That's mostly because my life was becoming more and more of a living hell as the person I was living with and taking care of became more paranoid, narcissistic, gaslighting, frightening -- well, he almost killed me with his utter neediness and crazy-making.
` I'm almost ashamed to admit, but he convinced me into thinking that my desire to write meant that there was something wrong with me, and that I had some kind of 'glued to the screen' addiction because of it.
` (If that is so, then Dr. Karl has such an addiction far worse than I, and he told me this at TAM 2014!)

I've written about my situation a few times on my blog during this time, just to tell people that I'm still interested in writing about intellectually-challenging topics, but was under the sleep deprived spell of a dying control freak who was being denied the healthcare that he desperately needed.
` Instead, it was my job to take care of him and drive him to the ER a lot, and take the blame for problems of his that I did not cause. And if I didn't like it, then I was just 'trying to kill him', and no, don't tell anyone else because they don't know the truth, blah blah blah...

I knew it was wrong to stay, especially since it kept tearing away all the progress I was making in breaking out of three decades of PTSD-causing narcissistic and institutional abuse, torture, etc., but I didn't want to let him die.
` Since it's resulted in permanent nerve damage in my face, and another couple of years of my life wasted, I actually regret not just walking out the door and letting him die of starvation. Or at least dumping him at a hospital before leaving and telling them that he will die if they kick him out.

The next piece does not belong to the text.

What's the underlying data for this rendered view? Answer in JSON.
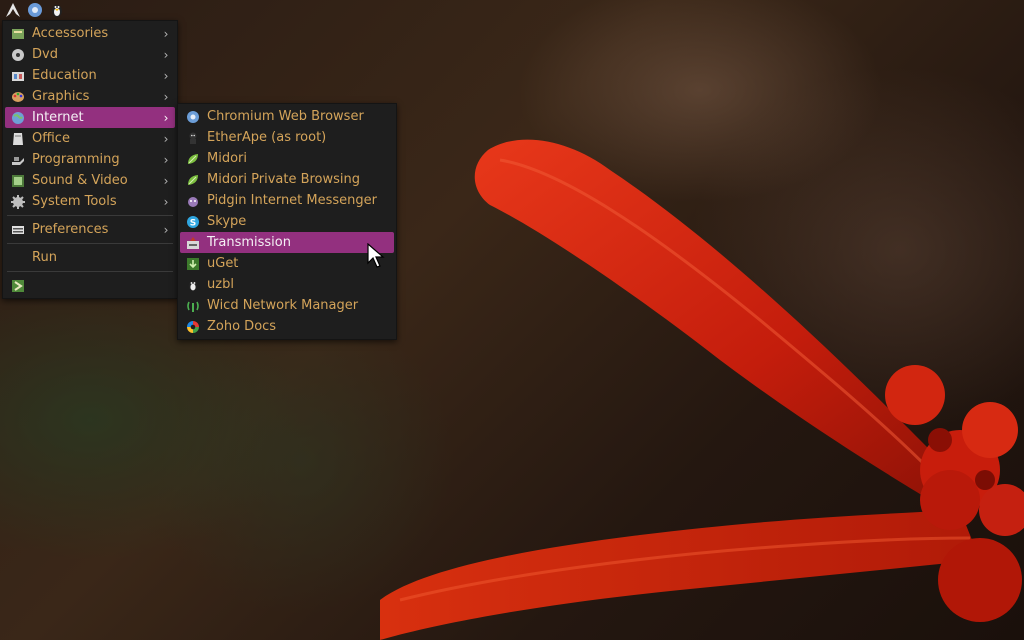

During the same time span since 2012, I was listening to back-episodes of the Geologic Podcast, which I found to be inspirational to my own podcast -- yes, it is possible to attract an audience with entertainment, music, shlock and silliness! I like. It was a welcome distraction of sanity while I was trying to keep my brain functioning at least slightly.

In many of these episodes, I was shocked at the condescending nature of Geo's comments about all 'drugs', including psychedelics. He even essentially said that LSD made the Beatles' Sargent Pepper album, and other psychedelically inspired works, worse than they could have been.
` This is someone who should know better than to spread propaganda  -- on his skeptical podcast!! -- although I didn't think it was worth telling him unless I knew just what to say.

Starting about a year ago, during a particularly rough time, I felt the need to write on my blog, but didn't have the brainpower or internet power to write blog posts that required frontal lobes to understand. So, I wrote emails to people, including Geo, which I've described a while back.

It wasn't until last spring and summer that for whatever reason I became so offended by Geo's misguided and inaccurate remarks that I sought to educate him on the subject. After all, he is misinforming his audience.

So, I wrote him some emails about psychedelics. It doesn't seem as though he's read them, but I thought they were good enough to fix up and post on my blog, and that's what became Parts 1-3 of The Ultimate Skeptic's Head trip (starting here).
` Based on the responses I've gotten, it's apparently possible for some skeptics to appreciate what I've written and become interested in the subject themselves. It was only then that I revealed who the emails were to.

I've also added a Part 4, which was a conglomeration of material from various sources that all sort of fit into the same blog post -- although it was a tight squeeze. I figured that was enough psychedelic material for now, but have since changed my mind:

Last month, Geo made some dismissive comments about ayahuasca on his show, which inspired me to finally write that article I've been meaning to write for Skeptic Magazine. I think I understand my angle now.

Without my own internet access, this is difficult, but in order to help myself break out of the rut I'm in, I set out to develop my inspiration by writing him another email. Then I realized that this was probably a mistake, so I figured it would be better-received if I posted it straight to my blog.

That will be my next post -- which you can now read here. And the one after that will, mercifully, be on another topic -- this time, the facts and fallacies of hypnosis.